If an alien came to Earth and randomly took a gene sample from one of us… they would most likely end up with a microbial, not human gene. Humans are outnumbered: we have 10 times more microbial cells and 100 times more microbial genes than our own. (February 2017 correction: apparently, that 10:1 ratio was based on one sample from the 70s… while actually, the ratio is more 1:1, so a human body has equivalent amounts of microbial and own cells 😉
Today I heard a fantastic talk by Dr. Alcock- a practicing physician and a PhD in evolutionary biology (great combination that more health professionals should/will be getting in the future!). The question he and many other researchers are now asking is: can microbioms manipulate us to behave in their favor?
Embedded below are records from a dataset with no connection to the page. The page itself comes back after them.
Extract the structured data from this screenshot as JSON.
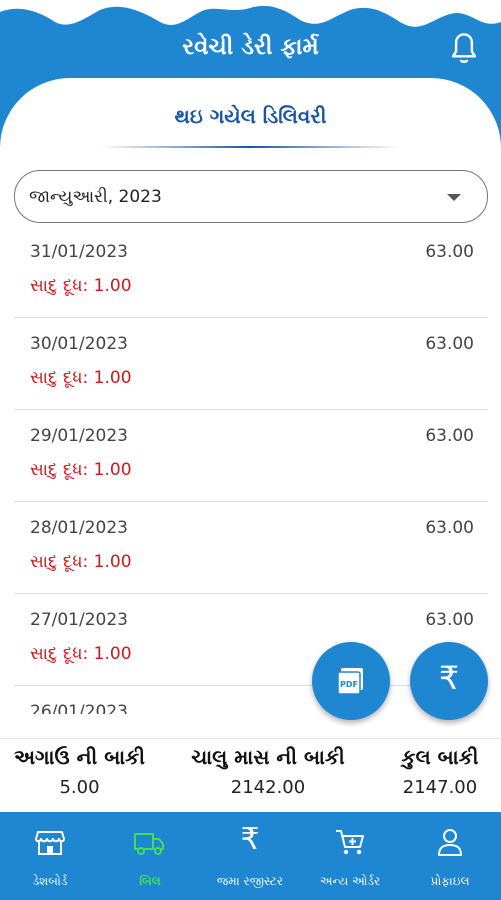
{
  "header": {
    "title": "રવેચી ડેરી ફાર્મ"
  },
  "card": {
    "title": "થઇ ગયેલ ડિલિવરી"
  },
  "month_select": {
    "value": "જાન્યુઆરી, 2023"
  },
  "deliveries": [
    {
      "date": "31/01/2023",
      "amount": "63.00",
      "detail": "સાદુ દૂધ: 1.00"
    },
    {
      "date": "30/01/2023",
      "amount": "63.00",
      "detail": "સાદુ દૂધ: 1.00"
    },
    {
      "date": "29/01/2023",
      "amount": "63.00",
      "detail": "સાદુ દૂધ: 1.00"
    },
    {
      "date": "28/01/2023",
      "amount": "63.00",
      "detail": "સાદુ દૂધ: 1.00"
    },
    {
      "date": "27/01/2023",
      "amount": "63.00",
      "detail": "સાદુ દૂધ: 1.00"
    },
    {
      "date": "26/01/2023",
      "amount": "",
      "detail": ""
    }
  ],
  "fab": {
    "pdf_icon": "pdf-icon",
    "rupee_symbol": "₹"
  },
  "summary": {
    "advance": {
      "label": "અગાઉ ની બાકી",
      "value": "5.00"
    },
    "current": {
      "label": "ચાલુ માસ ની બાકી",
      "value": "2142.00"
    },
    "total": {
      "label": "કુલ બાકી",
      "value": "2147.00"
    }
  },
  "nav": {
    "dashboard": "ડેશબોર્ડ",
    "bill": "બિલ",
    "deposit": "જમા રજીસ્ટર",
    "rupee_symbol": "₹",
    "other_order": "અન્ય ઓર્ડર",
    "profile": "પ્રોફાઇલ"
  },
  "colors": {
    "primary": "#1f87d2",
    "title": "#1a56a8",
    "detail": "#d0161b",
    "active_nav": "#3ee05a"
  }
}
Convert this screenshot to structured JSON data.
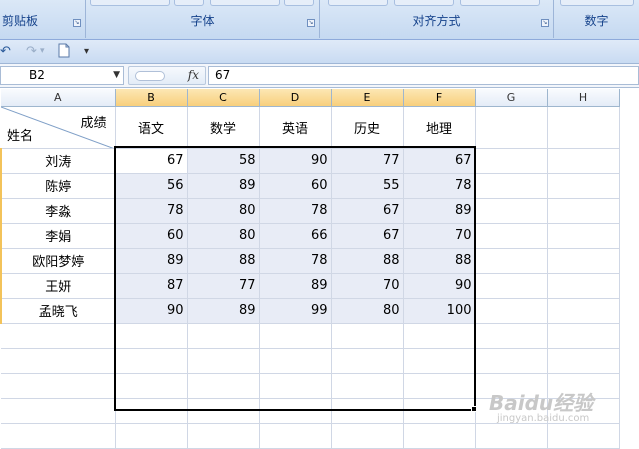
{
  "ribbon": {
    "groups": [
      "剪贴板",
      "字体",
      "对齐方式",
      "数字"
    ]
  },
  "quick_access": {
    "undo_icon": "undo-arrow",
    "redo_icon": "redo-arrow",
    "new_icon": "new-document",
    "customize_icon": "dropdown-arrow"
  },
  "formula_bar": {
    "name_box": "B2",
    "fx_label": "fx",
    "content": "67"
  },
  "sheet": {
    "columns": [
      "A",
      "B",
      "C",
      "D",
      "E",
      "F",
      "G",
      "H"
    ],
    "selected_columns": [
      "B",
      "C",
      "D",
      "E",
      "F"
    ],
    "header_row": {
      "diag_top_right": "成绩",
      "diag_bottom_left": "姓名",
      "subjects": [
        "语文",
        "数学",
        "英语",
        "历史",
        "地理"
      ]
    },
    "rows": [
      {
        "name": "刘涛",
        "scores": [
          "67",
          "58",
          "90",
          "77",
          "67"
        ]
      },
      {
        "name": "陈婷",
        "scores": [
          "56",
          "89",
          "60",
          "55",
          "78"
        ]
      },
      {
        "name": "李淼",
        "scores": [
          "78",
          "80",
          "78",
          "67",
          "89"
        ]
      },
      {
        "name": "李娟",
        "scores": [
          "60",
          "80",
          "66",
          "67",
          "70"
        ]
      },
      {
        "name": "欧阳梦婷",
        "scores": [
          "89",
          "88",
          "78",
          "88",
          "88"
        ]
      },
      {
        "name": "王妍",
        "scores": [
          "87",
          "77",
          "89",
          "70",
          "90"
        ]
      },
      {
        "name": "孟晓飞",
        "scores": [
          "90",
          "89",
          "99",
          "80",
          "100"
        ]
      }
    ],
    "empty_rows": 5,
    "colors": {
      "selection_fill": "#e8ecf6",
      "selected_header": "#f8cf7c",
      "grid_line": "#d0d7e5"
    }
  },
  "watermark": {
    "brand": "Baidu经验",
    "url": "jingyan.baidu.com"
  }
}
Perhaps we are not autonomous in our eating; perhaps some of our behaviors represent another genetic interest.
The talk included a lot if interesting outcomes from animal studies on the subject, but that is material for a longer post ( by somehow who is more qualified than I). I will simply summarize some interesting points:
- Microbiota and humans are not enemies- it is a marriage of convenience where the interests of one are also beneficial to the other. The bugs in our gut do need us to stay alive, as it is good for them also. However, microbiota might not always act in the best interest of the host as the interests of two might result in conflict. Even small differences in gene relatedness can result in conflict (pregnant mothers and fetus, for example, share 50% of genes). And there is zero relatedness in humans and bugs in our guts.A cool example of a conflict is mice infected by toxoplasmosis- such mice in fact seek out feline urine and are attracted to it (vs. having an innate aversion in non-infected mice); they thus look for cat urine, increasing the chances of being eaten by a cat and the parasite spreads further. Microbes can manipulate behavior in other ways- the cordyceps fungus causes its hosts (ants) to act completely out of “character” and leave their normal ground habitat to move onto the high leaves, helping the parasite disperse more spores [The Last of Us video game probably has you familiar with this fun fungus!]. Lastly, human organisms harbor known pathogens as well, yet they do not cause us harm (e.g. e-coli); it is interesting that these pathogens do not produce virulent factors when given simple carb solution (sugar!), a nutrient they require and would otherwise need to get aggressive for.
- We can surely manipulate our microbioms. The diet we eat has a huge effect on who’s in our guts- a bug profile of a vegetarian and meat eater are quite different (see photo above). There appears to be a witch-hunt for the bacteria that might be responsible for obesity in humans, but this search has been unproductive with the same suspects being either related or completely unrelated to weight gain.What seems to matter most is the diversity of the bacteria, not having a certain type of it. A Mediterranean style diet with high fiber, for example, produces a more diverse gut environment, while a fast food diet creates a limited one. Some other determinants of a diverse vs. limited environment are on the slide below. Key Point: Low diversity= Bad health outcomes. Some non-dietary ways to ensure a healthy diverse gut population are probiotics intake (and decreasing antibiotic use), vaginal birth, and breastfeeding; Babies not born vaginally in fact acquire a less complex microbiota that harbors more pathogens.
- Can microbioms manipulate…us?? That is the question. Can the gut bugs make us behave differently? Can they make us eat badly and become overweight? While we shouldn’t assume anything for humans yet, there are some examples of potential mechanisms through which bacteria could have an effect on the host.
- Bacteria has been shown to produce hormones (some are important in stimulating appetite) and neurotransmitters (e.g. serononin that makes us feel good). We need to ask though- do these things pass from the gut to the brain and are actually successful in influencing us? The human body does fight these hormones and neurotransmitters by producing enzymes and antibodies that degrade them and prevent them from crossing barriers (another mechanisms is encapsulating the gut in fat, which also protects the body from escaped bacteria “signals”). It is interesting to note that the microbes might have evolved the ability to produce these things before humans did (as environmental microbes do this too, not only ones that inhabit us), thus they are not primarily meant to affect us.
In conclusion, what we can take out of this knowledge is that we need to encourage people to have high diversity of bacteria in their gut! A whole food diverse diet is a great way to do so, for example. Should we blame our gut bacteria for making us eat junk? Probably not. We can’t pin the blame for obesity and other chronic conditions on a particular microbe, though an overgrowth of one specific group in the gut might be a conceivable issue with their signals interfering with the bodily signals (e.g. in terms of how to eat via hormones and neurotransmitters).
There is so much more fascinating material to cover on the subject but that is for a later date! Lastly, an interesting question was asked in the audience- obese individuals in fact have a low diversity of bacteria… would unhealthy weight gain then be a bad thing for the microbes? Wouldn’t it be a “win” for the human and loose for the bacteria? Interesting question to test 🙂
All material was obtained by a lecture “Allies or Enemies? Gut micribiota & the war on fat” by Dr. Joe Alcock, MD. 2014.